(Source records)
⁂

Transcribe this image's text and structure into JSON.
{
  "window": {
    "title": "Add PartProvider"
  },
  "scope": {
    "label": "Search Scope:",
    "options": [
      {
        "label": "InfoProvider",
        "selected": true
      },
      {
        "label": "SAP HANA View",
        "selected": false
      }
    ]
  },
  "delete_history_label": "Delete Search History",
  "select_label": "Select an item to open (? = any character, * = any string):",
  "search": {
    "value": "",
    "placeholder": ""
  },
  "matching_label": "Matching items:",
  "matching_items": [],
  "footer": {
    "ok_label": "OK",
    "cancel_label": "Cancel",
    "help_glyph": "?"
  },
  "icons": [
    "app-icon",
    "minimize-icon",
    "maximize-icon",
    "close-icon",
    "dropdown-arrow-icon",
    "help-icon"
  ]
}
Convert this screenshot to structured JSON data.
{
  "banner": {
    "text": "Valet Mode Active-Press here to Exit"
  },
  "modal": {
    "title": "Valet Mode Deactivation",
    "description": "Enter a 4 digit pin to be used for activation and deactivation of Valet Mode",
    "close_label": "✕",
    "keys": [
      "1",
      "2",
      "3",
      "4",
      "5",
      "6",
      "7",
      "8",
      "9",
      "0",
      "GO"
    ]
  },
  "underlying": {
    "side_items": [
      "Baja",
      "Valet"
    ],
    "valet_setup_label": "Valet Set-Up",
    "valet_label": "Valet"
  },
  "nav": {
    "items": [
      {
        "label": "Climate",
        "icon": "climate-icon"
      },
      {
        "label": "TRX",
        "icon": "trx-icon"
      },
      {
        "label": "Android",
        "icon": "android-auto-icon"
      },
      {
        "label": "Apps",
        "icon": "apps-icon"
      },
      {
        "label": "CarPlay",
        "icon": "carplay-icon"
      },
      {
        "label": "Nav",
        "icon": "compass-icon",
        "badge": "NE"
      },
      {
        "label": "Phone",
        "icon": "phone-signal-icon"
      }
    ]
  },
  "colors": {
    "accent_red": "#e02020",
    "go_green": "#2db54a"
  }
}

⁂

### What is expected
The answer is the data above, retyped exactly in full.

### Completed exercise
Transcribe this image's text and structure into JSON.
{
  "window": {
    "title": "Add PartProvider"
  },
  "scope": {
    "label": "Search Scope:",
    "options": [
      {
        "label": "InfoProvider",
        "selected": true
      },
      {
        "label": "SAP HANA View",
        "selected": false
      }
    ]
  },
  "delete_history_label": "Delete Search History",
  "select_label": "Select an item to open (? = any character, * = any string):",
  "search": {
    "value": "",
    "placeholder": ""
  },
  "matching_label": "Matching items:",
  "matching_items": [],
  "footer": {
    "ok_label": "OK",
    "cancel_label": "Cancel",
    "help_glyph": "?"
  },
  "icons": [
    "app-icon",
    "minimize-icon",
    "maximize-icon",
    "close-icon",
    "dropdown-arrow-icon",
    "help-icon"
  ]
}
Convert this screenshot to structured JSON data.
{
  "banner": {
    "text": "Valet Mode Active-Press here to Exit"
  },
  "modal": {
    "title": "Valet Mode Deactivation",
    "description": "Enter a 4 digit pin to be used for activation and deactivation of Valet Mode",
    "close_label": "✕",
    "keys": [
      "1",
      "2",
      "3",
      "4",
      "5",
      "6",
      "7",
      "8",
      "9",
      "0",
      "GO"
    ]
  },
  "underlying": {
    "side_items": [
      "Baja",
      "Valet"
    ],
    "valet_setup_label": "Valet Set-Up",
    "valet_label": "Valet"
  },
  "nav": {
    "items": [
      {
        "label": "Climate",
        "icon": "climate-icon"
      },
      {
        "label": "TRX",
        "icon": "trx-icon"
      },
      {
        "label": "Android",
        "icon": "android-auto-icon"
      },
      {
        "label": "Apps",
        "icon": "apps-icon"
      },
      {
        "label": "CarPlay",
        "icon": "carplay-icon"
      },
      {
        "label": "Nav",
        "icon": "compass-icon",
        "badge": "NE"
      },
      {
        "label": "Phone",
        "icon": "phone-signal-icon"
      }
    ]
  },
  "colors": {
    "accent_red": "#e02020",
    "go_green": "#2db54a"
  }
}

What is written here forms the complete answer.